New research shows that the more added sugar kids get from sodas, sweets and fruit drinks, the less they get of the things they need in their diets to stay healthy.
U.S. investigators found that preschoolers who obtained a higher percentage of their daily calories from added sugars tended to get fewer calories from healthier sources, including foods rich in fiber, vitamins and minerals.
Study author Dr. Sibylle Kranz explained that kids have an “internal control” system in their bodies that limits their intake of calories, so they typically eat the same number of calories, regardless of the source. “If a child drinks a regular soda, for example, that drink is replacing another potentially high-nutrient food,” she told Reuters Health.
It’s important for kids to get the vast majority of their calories from foods rich in vitamins and minerals, she noted.
“Since most foods that are high in added sugar have very low nutrient density - very little vitamins and minerals - they contribute calories but not the important micronutrients for health and growth,” said Kranz, who is based at Pennsylvania State University in State College.
Kranz noted that “added” sugars are not the same as sugars naturally found in foods like fruits and dairy.
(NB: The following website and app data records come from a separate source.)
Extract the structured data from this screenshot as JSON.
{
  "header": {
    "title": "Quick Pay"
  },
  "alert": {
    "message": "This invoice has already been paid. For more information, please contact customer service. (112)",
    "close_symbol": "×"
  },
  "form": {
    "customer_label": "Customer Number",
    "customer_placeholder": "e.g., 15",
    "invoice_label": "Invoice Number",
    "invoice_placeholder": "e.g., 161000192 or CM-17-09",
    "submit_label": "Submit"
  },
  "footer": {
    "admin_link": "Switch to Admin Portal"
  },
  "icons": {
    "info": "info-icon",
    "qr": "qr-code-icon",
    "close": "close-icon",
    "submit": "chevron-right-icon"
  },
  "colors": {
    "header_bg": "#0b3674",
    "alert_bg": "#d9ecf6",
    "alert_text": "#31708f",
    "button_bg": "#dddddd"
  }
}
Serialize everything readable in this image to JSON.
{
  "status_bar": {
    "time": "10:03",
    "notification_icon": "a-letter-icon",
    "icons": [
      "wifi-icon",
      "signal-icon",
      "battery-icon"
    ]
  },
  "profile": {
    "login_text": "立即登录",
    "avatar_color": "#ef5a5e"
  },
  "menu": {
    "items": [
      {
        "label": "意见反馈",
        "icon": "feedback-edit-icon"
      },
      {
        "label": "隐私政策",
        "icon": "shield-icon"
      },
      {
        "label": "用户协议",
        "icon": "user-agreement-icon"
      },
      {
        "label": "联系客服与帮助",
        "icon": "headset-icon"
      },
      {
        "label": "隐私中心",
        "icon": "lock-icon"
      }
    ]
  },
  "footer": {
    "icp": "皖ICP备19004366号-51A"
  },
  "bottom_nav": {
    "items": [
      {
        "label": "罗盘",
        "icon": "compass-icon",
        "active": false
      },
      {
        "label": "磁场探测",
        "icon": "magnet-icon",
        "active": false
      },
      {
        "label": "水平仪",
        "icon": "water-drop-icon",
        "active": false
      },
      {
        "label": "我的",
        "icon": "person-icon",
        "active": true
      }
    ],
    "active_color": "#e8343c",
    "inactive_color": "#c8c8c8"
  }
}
Added sugars are included during baking or manufacturing, and are primarily found in sodas, fruit drinks, desserts and candy, she said.
In an article in the January issue of the Journal of Pediatrics, Kranz and her colleagues explain that the U.S. food guide pyramid currently recommends that kids limit added sugars to between six and 10 percent of their total calories, and the World Health Organization has limited added sugars to less than 10 percent of total calories. However, the National Academy of Sciences recently said that it’s okay for people to get up to 25 percent of their total calories from added sugar.
These recommendations matter, the authors note, in part because they are often used to help determine federal nutrition programs.
To investigate how kids’ diets fare with different amounts of added sugar, Kranz and her team reviewed the diets of 5,437 children between the ages of two and five, noting how much added sugar they ate and what they consumed in important nutrients.
The study found that the more added sugar kids ate, the less they got of fiber, protein, calcium, iron, folate and other key nutrients.
Most children got less than 25 percent of their daily calories from added sugar, but those who got at least 25 percent from added sugars ate the smallest amounts of grains, vegetables, fruits and dairy.
Younger children typically ate less added sugar than older children, the authors note. Among two-year-olds and three-year-olds, average consumption of added sugar was about 14 teaspoons per day, relative to an average of about 17 daily teaspoons among four-year-olds and five-year-olds.
Although it’s not clear what amount of added sugar is okay for kids, these findings suggest that the National Academy of Sciences’ cutoff of 25 percent of daily calories may be too high, Kranz argued. “Based on our results, we are concerned that at the (recommended) level of added sugar intake, children do not have adequate intake of vitamins and minerals important for their health and growth,” she said.
SOURCE: The Journal of Pediatrics, January 2005.
Revision date: June 11, 2011
Last revised: by Janet A. Staessen, MD, PhD